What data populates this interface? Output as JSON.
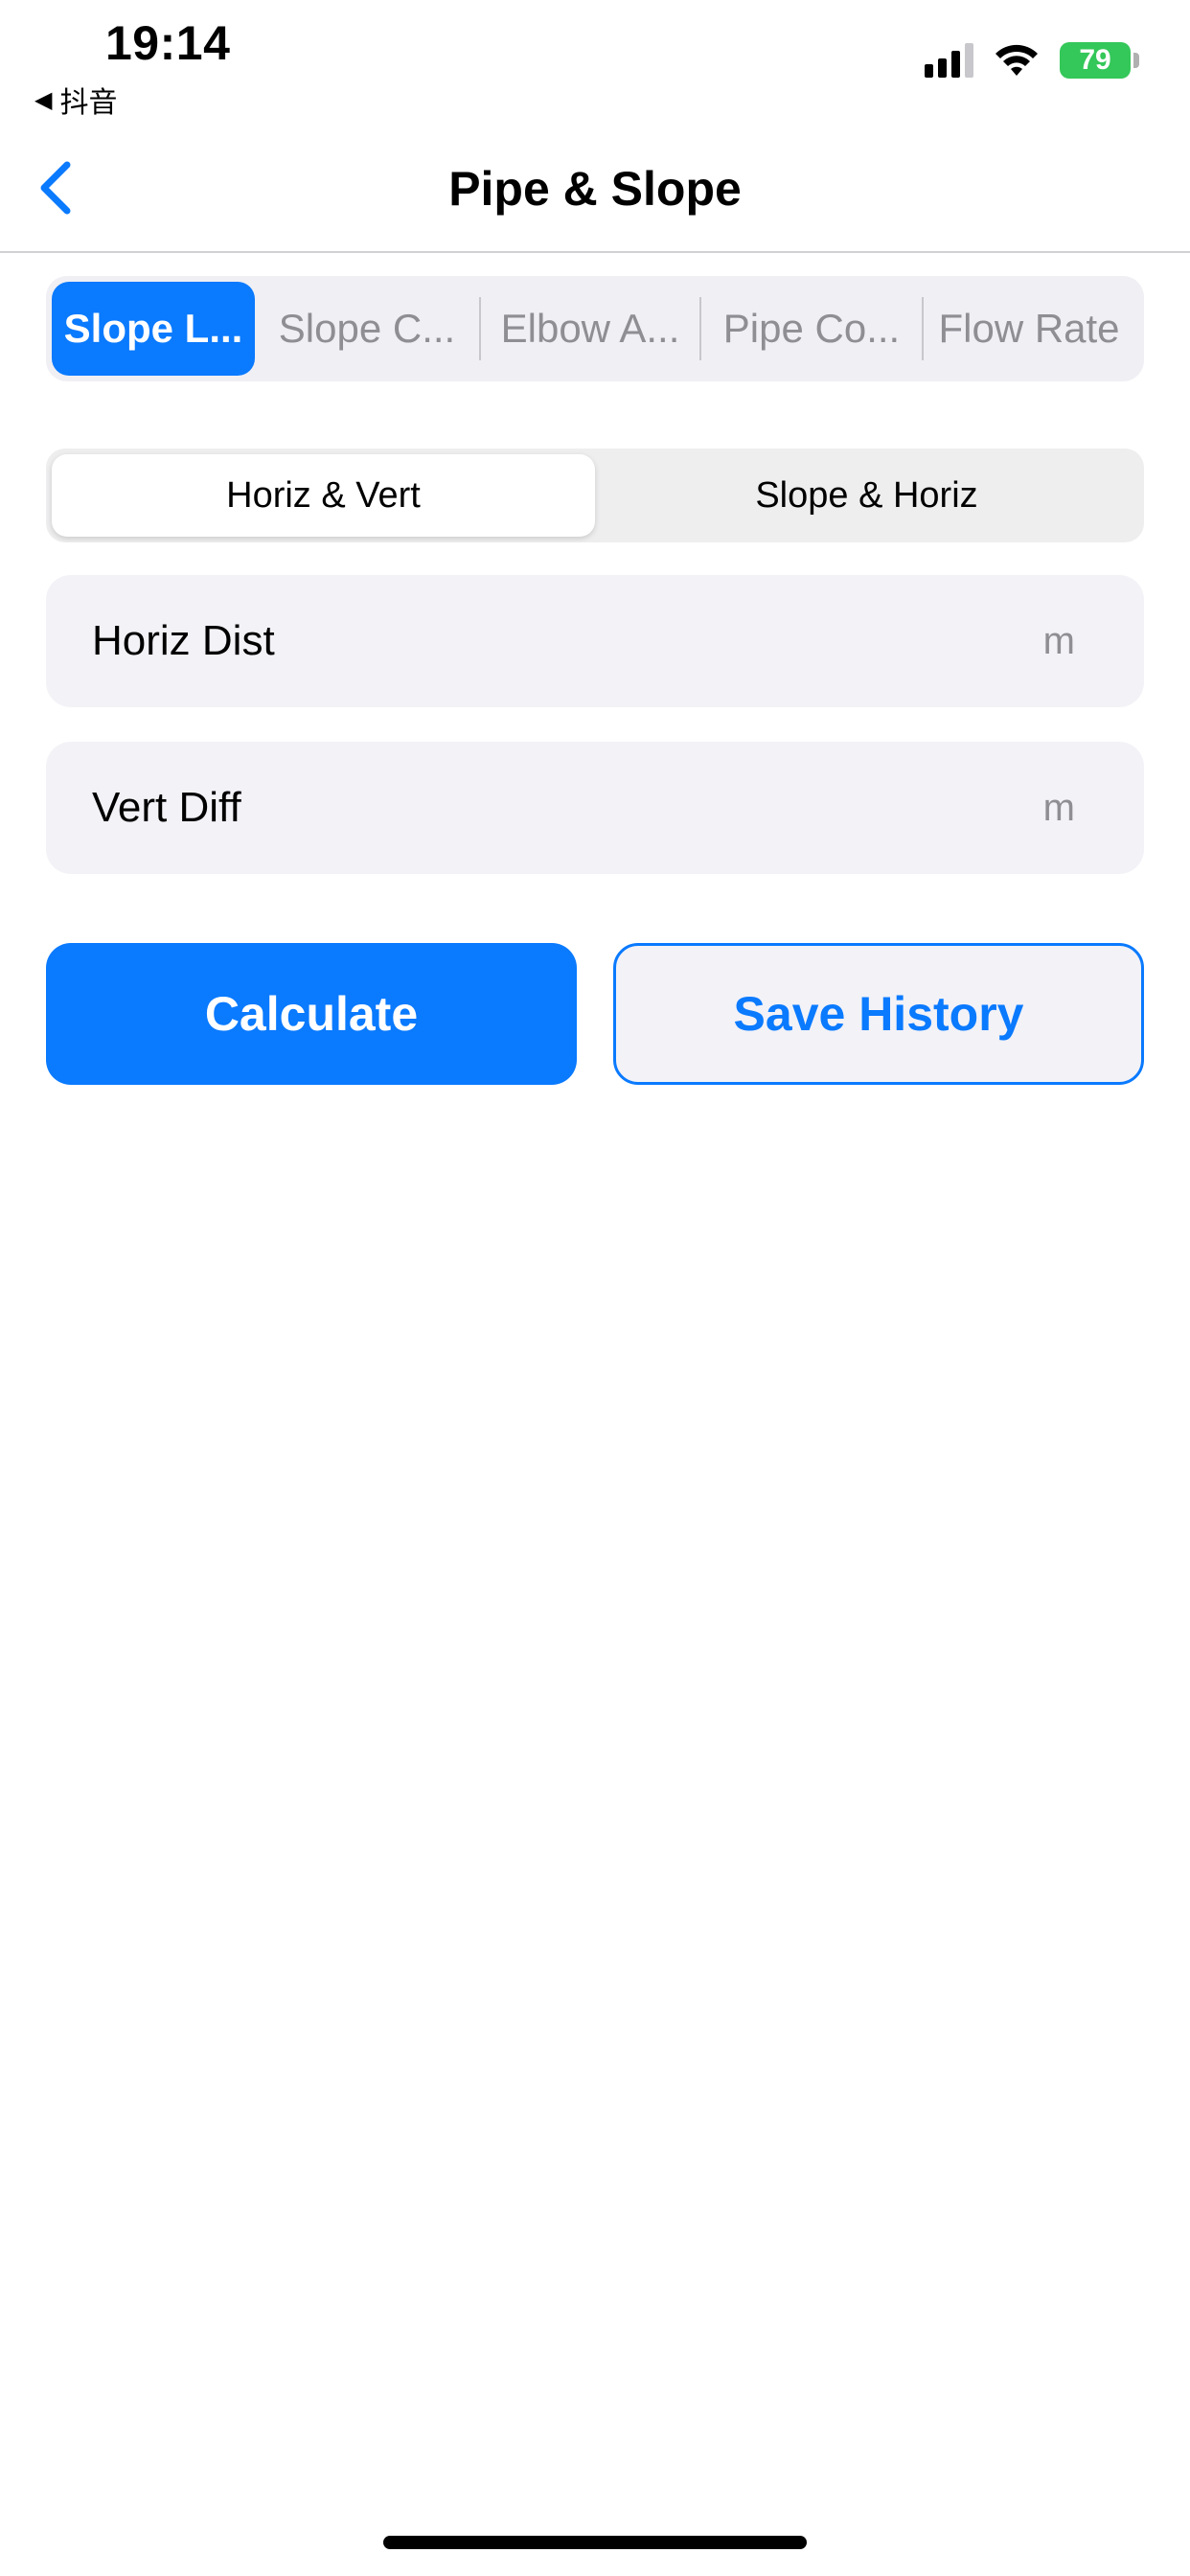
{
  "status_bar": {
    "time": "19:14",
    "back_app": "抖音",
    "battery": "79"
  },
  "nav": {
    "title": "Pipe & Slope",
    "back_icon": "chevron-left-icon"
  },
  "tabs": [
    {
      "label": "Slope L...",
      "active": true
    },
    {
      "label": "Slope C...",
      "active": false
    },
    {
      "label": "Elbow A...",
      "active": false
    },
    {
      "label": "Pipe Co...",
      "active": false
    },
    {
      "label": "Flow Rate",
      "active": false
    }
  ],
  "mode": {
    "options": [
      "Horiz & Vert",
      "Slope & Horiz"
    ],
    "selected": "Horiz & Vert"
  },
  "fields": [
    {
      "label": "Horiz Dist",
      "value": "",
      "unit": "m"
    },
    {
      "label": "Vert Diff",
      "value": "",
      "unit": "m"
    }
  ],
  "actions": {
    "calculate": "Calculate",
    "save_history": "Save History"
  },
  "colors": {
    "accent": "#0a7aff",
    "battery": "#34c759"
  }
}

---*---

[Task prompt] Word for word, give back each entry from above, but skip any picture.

[Written answer]
What data populates this interface? Output as JSON.
{
  "status_bar": {
    "time": "19:14",
    "back_app": "抖音",
    "battery": "79"
  },
  "nav": {
    "title": "Pipe & Slope",
    "back_icon": "chevron-left-icon"
  },
  "tabs": [
    {
      "label": "Slope L...",
      "active": true
    },
    {
      "label": "Slope C...",
      "active": false
    },
    {
      "label": "Elbow A...",
      "active": false
    },
    {
      "label": "Pipe Co...",
      "active": false
    },
    {
      "label": "Flow Rate",
      "active": false
    }
  ],
  "mode": {
    "options": [
      "Horiz & Vert",
      "Slope & Horiz"
    ],
    "selected": "Horiz & Vert"
  },
  "fields": [
    {
      "label": "Horiz Dist",
      "value": "",
      "unit": "m"
    },
    {
      "label": "Vert Diff",
      "value": "",
      "unit": "m"
    }
  ],
  "actions": {
    "calculate": "Calculate",
    "save_history": "Save History"
  },
  "colors": {
    "accent": "#0a7aff",
    "battery": "#34c759"
  }
}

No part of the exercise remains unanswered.